After news broke Thursday that Tommy “Tiny” Lister had passed away at age 62, the word “Deebo” began trending almost immediately. Of course it did. Lister’s performance as the South Central bully in 1995’s Friday is one of the iconic roles in Black cinema. But while that role may define his legacy, Lister had already established himself as an actor able to elevate the bully archetype far above a stock trope.
’80s babies knew Lister long before Deebo ever stole Red’s chain. He’d given us nightmares as Hulk Hogan’s foil in their 1989 movie No Holds Barred — a performance that crossed over onto actual WWE main events on Saturday nights. Lister’s role as Zeus was as one-dimensional as they come, but his intimidating power was apparent. You can’t overestimate what it took to seem able to take down Hulk Hogan at the height of Hulkamania — without speaking a word. That’s how devastating Lister’s presence was.
A good portrayal of a bully has to evolve into something that we feel like we can overcome — to the point that they’re almost lovable by the time the movie is over.
But it was his first-season appearance on The Fresh Prince of Bel-Air that showed how Lister was born to play the bully. In the episode “72 Hours,” Will bets Carlton that he couldn’t last a weekend in a bad neighborhood. When Carlton shows up at the dilapidated Compton apartment Will has chosen, he meets Lister, muscles bulging out of his tank top. Tiny plays a bully who hems up Carlton for using “school words.” But as Carlton hardens, proving himself as the ultimate code-switcher, Lister warms to him.
He’s great throughout, but the biggest laugh of the show comes when Mrs. Banks arrives to pick up Carlton, and Lister stands up to her — physically as well as metaphorically. He towers over her with a menacing “wait a minute”; the moment Mrs. Banks checks him, though, he crumbles. Cowering on the couch, he spends the rest of the scene looking up at Mrs. Banks, the same sad puppy look on his face. And just like that, within about three scenes, Tiny transforms from dominating to defeated.
And that’s why we’ve loved him so much as a bully. Contrary to what we think about bullies in real life, portraying a bully requires vulnerability. We’re fascinated by bully roles because they represent obstacles we’ve all faced and challenges that still sometimes torment our memories. As much as we’ve been unable to get over the bullies from middle school or camps, we’ve also dreamed of the day we can knock them out, tell them off, or make them run home in tears and embarrassment. We want them to feel like they made us feel. A good portrayal of a bully has to bring us back to that frightening place, but also evolve into something that we feel like we can overcome — to the point that they’re almost lovable by the time the movie is over.
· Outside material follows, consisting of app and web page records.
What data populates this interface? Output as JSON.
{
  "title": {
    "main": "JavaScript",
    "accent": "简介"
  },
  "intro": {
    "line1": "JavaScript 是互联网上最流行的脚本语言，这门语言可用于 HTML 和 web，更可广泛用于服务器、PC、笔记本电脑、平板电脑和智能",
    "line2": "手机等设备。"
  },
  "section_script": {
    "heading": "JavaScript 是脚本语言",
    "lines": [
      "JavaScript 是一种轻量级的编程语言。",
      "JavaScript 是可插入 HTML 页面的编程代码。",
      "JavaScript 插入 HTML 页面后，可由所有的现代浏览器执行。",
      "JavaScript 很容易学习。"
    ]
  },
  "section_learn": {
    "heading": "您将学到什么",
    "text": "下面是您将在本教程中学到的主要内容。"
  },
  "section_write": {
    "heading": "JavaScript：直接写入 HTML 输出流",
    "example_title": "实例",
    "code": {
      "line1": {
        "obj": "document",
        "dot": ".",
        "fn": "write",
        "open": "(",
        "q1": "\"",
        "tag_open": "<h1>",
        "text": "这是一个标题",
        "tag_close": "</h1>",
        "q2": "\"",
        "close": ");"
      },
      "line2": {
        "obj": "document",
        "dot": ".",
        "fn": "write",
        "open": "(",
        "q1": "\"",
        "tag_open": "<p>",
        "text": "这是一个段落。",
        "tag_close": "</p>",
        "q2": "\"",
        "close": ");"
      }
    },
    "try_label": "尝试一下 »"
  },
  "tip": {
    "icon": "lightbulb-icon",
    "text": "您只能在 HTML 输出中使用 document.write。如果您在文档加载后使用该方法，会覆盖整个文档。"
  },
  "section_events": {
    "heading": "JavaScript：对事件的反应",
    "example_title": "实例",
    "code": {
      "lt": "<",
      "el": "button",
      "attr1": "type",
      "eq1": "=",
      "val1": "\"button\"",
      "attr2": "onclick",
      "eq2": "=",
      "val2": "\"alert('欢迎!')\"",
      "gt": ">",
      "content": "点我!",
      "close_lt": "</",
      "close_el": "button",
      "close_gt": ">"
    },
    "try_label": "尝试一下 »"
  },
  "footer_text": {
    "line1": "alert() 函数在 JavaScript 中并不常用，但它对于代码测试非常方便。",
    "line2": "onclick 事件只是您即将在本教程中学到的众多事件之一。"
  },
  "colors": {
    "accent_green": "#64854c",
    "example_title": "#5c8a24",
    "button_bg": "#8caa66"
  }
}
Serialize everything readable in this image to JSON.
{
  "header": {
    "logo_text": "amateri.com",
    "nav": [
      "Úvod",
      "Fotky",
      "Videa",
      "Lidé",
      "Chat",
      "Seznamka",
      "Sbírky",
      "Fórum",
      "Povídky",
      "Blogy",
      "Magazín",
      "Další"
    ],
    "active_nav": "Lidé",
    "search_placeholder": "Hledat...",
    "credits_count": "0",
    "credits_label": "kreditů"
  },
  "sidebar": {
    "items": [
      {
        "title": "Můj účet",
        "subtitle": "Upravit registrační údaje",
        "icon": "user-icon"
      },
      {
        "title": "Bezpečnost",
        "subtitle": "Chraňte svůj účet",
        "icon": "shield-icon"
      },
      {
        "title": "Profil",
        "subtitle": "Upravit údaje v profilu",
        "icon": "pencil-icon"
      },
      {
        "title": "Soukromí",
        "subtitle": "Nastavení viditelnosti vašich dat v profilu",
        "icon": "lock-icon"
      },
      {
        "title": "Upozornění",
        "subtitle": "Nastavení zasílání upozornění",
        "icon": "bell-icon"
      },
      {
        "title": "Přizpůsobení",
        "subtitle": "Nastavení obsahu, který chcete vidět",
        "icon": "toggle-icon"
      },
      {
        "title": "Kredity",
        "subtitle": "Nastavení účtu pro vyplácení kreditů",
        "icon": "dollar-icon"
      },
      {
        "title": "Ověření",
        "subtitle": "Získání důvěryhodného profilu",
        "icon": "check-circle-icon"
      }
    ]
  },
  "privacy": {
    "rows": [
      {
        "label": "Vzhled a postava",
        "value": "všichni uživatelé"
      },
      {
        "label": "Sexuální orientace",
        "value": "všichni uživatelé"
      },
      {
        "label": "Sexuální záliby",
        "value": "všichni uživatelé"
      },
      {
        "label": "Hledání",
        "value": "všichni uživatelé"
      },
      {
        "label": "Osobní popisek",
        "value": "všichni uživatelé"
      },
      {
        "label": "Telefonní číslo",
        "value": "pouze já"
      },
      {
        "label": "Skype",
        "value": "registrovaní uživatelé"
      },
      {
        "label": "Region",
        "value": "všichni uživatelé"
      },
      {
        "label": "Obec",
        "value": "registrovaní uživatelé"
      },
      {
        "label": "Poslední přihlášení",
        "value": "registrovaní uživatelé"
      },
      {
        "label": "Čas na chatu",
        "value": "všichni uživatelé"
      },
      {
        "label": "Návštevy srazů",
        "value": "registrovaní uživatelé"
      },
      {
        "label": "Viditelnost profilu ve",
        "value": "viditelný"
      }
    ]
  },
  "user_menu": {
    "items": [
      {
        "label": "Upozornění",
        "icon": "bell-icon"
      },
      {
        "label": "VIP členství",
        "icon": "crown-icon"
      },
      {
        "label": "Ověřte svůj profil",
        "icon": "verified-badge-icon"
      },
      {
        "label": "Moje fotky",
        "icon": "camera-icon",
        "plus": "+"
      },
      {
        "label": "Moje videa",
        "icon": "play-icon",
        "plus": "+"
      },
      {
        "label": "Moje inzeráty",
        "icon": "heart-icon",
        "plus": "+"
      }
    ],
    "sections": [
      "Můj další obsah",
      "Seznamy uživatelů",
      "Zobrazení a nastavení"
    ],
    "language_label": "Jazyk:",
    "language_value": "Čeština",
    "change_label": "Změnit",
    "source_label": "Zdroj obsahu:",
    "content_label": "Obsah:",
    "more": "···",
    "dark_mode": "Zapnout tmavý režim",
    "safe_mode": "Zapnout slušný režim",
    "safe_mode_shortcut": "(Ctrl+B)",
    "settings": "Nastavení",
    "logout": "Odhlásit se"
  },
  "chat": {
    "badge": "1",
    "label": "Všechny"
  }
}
Tiny Lister’s gift was exactly that. He could go from the evilest man you’d ever seen to someone whose defeat felt both believable and attainable for the cinematic underdog. His performance as the intimidator is so legendary that the word “Deebo” has gone beyond a character’s name — it’s got verb status now. “He got Deebo’d” is part of the Black vernacular for someone who got punked and robbed of something that belonged to him. And it’s all because Lister played the role of the immovable object so realistically.
The real story of Friday is Craig (played by Ice Cube) becoming a man. Sure, he was grown, but he hadn’t quite ascertained what it meant to have responsibilities and drive. That story doesn’t get told without Lister’s Deebo, the hulking barricade to that self-actualization. Lister had to at once be someone who could intimidate Craig and Smokey, snatching jewelry and punching mailmen — and be vulnerable enough that you’d believe he could lose a fight to a guy six inches shorter.
That’s the line Tiny Lister walked through his career. He let us believe we could take on the insurmountable challenges in our lives. He allowed us to believe in ourselves and imagine that we could conquer our obstacles. Lister could have continued his career as he did in No Holds Barred and the WWE and had a fine career. But his vulnerability and nuance turned him from a serviceable actor to a legend.